“[s]ome people might actually consider themselves both Republicans and Democrats. Some might be Independents because they like both parties equally, and still others might be Independents because they positively value political independence. Indeed, some people might consider themselves both Republicans (or Democrats) and Independents, particularly if they generally support Republican issue stands but feel that one should vote on the basis of issues rather than party” (Weisberg 1980, 36).
As can be seen in this quotation, Weisberg’s Multidimensional model not only questions the Michigan School’s psychological identification model, but also takes a critical stance towards a Rational Choice approach of party ID, because aspects like general personal values are considered.
2.4 Difficulties in Measurement
The standard operationalization of the measurement of party identification is the seven-point scale introduced by Campbell et al. in The American Voter. To determine whether a person identifies with a party, the Michigan School uses self-classification. Respondents are asked the following question: „Generally speaking, do you think of yourself as a Democrat, a Republican, and Independent, or what?“ If the respondent positions himself with one of the parties, he is then asked to evaluate the strength of his attachment. However, has he identified as an Independent, he will be asked to evaluate his leaning tendency to either one of the parties. By using this information, interviewees can be placed on a scale, ranging from strong Democrats to strong Republicans, with Leaners and pure Independents in between. Studies have either used a three- point scale or a more detailed seven-point scale, but the basic assumptions remain the same: party ID is understood as a single-dimensional, bipolar concept where a positive attitude towards one party can be interpreted as a negative attitude towards another party (Campbell et al. 1960, 122123).

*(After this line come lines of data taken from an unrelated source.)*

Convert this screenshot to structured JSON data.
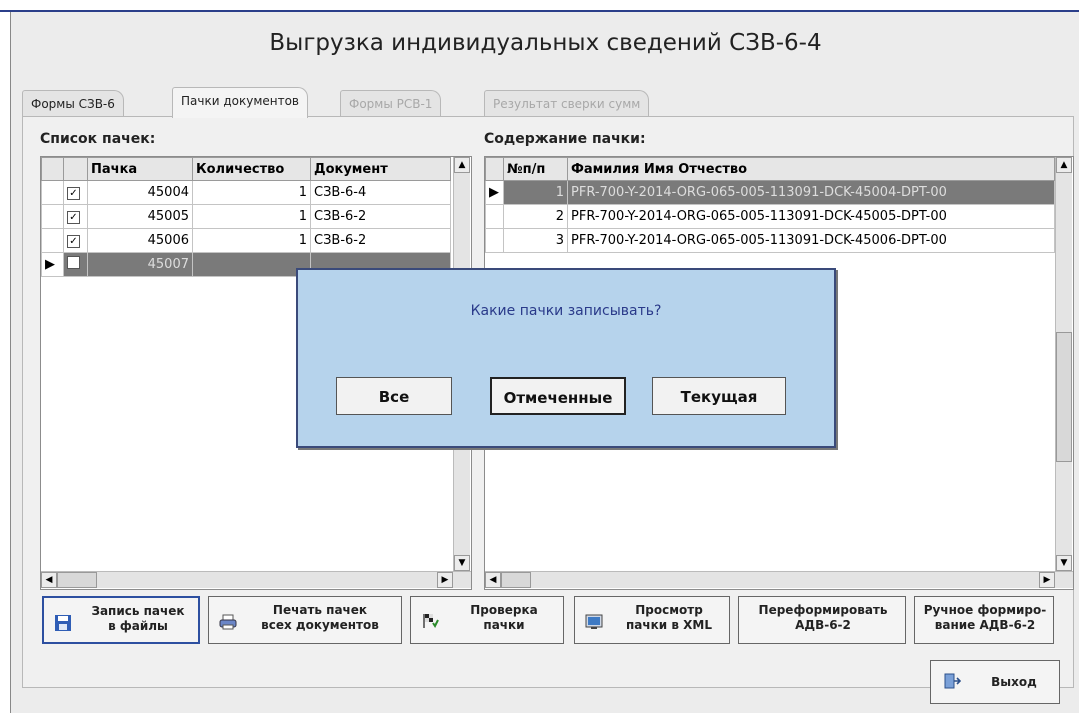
{
  "window": {
    "title": "Выгрузка индивидуальных сведений СЗВ-6-4"
  },
  "tabs": [
    {
      "label": "Формы СЗВ-6",
      "active": false,
      "enabled": true
    },
    {
      "label": "Пачки документов",
      "active": true,
      "enabled": true
    },
    {
      "label": "Формы РСВ-1",
      "active": false,
      "enabled": false
    },
    {
      "label": "Результат сверки сумм",
      "active": false,
      "enabled": false
    }
  ],
  "left_panel": {
    "caption": "Список пачек:",
    "columns": [
      "Пачка",
      "Количество",
      "Документ"
    ],
    "rows": [
      {
        "checked": true,
        "pack": "45004",
        "count": "1",
        "doc": "СЗВ-6-4"
      },
      {
        "checked": true,
        "pack": "45005",
        "count": "1",
        "doc": "СЗВ-6-2"
      },
      {
        "checked": true,
        "pack": "45006",
        "count": "1",
        "doc": "СЗВ-6-2"
      },
      {
        "checked": false,
        "pack": "45007",
        "count": "",
        "doc": "",
        "selected": true
      }
    ]
  },
  "right_panel": {
    "caption": "Содержание пачки:",
    "columns": [
      "№п/п",
      "Фамилия Имя Отчество"
    ],
    "rows": [
      {
        "n": "1",
        "name": "PFR-700-Y-2014-ORG-065-005-113091-DCK-45004-DPT-00",
        "selected": true
      },
      {
        "n": "2",
        "name": "PFR-700-Y-2014-ORG-065-005-113091-DCK-45005-DPT-00",
        "selected": false
      },
      {
        "n": "3",
        "name": "PFR-700-Y-2014-ORG-065-005-113091-DCK-45006-DPT-00",
        "selected": false
      }
    ]
  },
  "dialog": {
    "question": "Какие пачки записывать?",
    "buttons": [
      "Все",
      "Отмеченные",
      "Текущая"
    ]
  },
  "bottom_buttons": [
    {
      "line1": "Запись пачек",
      "line2": "в файлы",
      "icon": "floppy-disk-icon"
    },
    {
      "line1": "Печать пачек",
      "line2": "всех документов",
      "icon": "printer-icon"
    },
    {
      "line1": "Проверка",
      "line2": "пачки",
      "icon": "flag-check-icon"
    },
    {
      "line1": "Просмотр",
      "line2": "пачки в XML",
      "icon": "monitor-icon"
    },
    {
      "line1": "Переформировать",
      "line2": "АДВ-6-2",
      "icon": ""
    },
    {
      "line1": "Ручное формиро-",
      "line2": "вание АДВ-6-2",
      "icon": ""
    }
  ],
  "exit_button": {
    "label": "Выход",
    "icon": "exit-door-icon"
  }
}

Figure 1: Combined Seven-point and Three-point Scale of SRC
illustration not visible in this excerpt
Critics have voiced concerns about the model, as its single-dimensional setup makes it impossible to record whether an Independent really is anti-partisan, indifferent, or whether his independence is a form of partisanship in itself. They claimed that voting records were a much better statement of party ID than self-evaluation. Campbell does not leave this issue unattended: “We have not measured party attachments in terms of the vote or the evaluation of partisan issues precisely because we are interested in exploring the influence of party identification on voting behavior [...]“ (Campbell et al. 1960, 124).
Using the statistical method of factor analysis, Herbert F. Weisberg developed a model, in which the basic seven-point scale was extended by integrating four new factors: partisan direction, strength of partisanship, party system support, and political independence. By applying these four additional factors it was possible to find statistically significant evidence for the relationship between normative aspects, e.g. the identification with the American party system, and party identification (Kamieniecki 1985, 19-45).
Summarizing this section it becomes clear that, as in most scientific debates, different scholars have different opinions on party identification, ranging from the psychological identification model developed by the Michigan School to a Rational Choice model inspired by the work of Anthony Downs, which emphasizes the crucial role of utility maximization and information shortcuts. Criticizing both models, Herbert F. Weisberg developed the Multidimensional model of partisanship, including normative issues and introducing the concept of multiple identifications.
- Quote paper
- Anonymous, 2005, Six Feet Under - The Death of American Parties, Munich, GRIN Verlag, https://www.grin.com/document/153855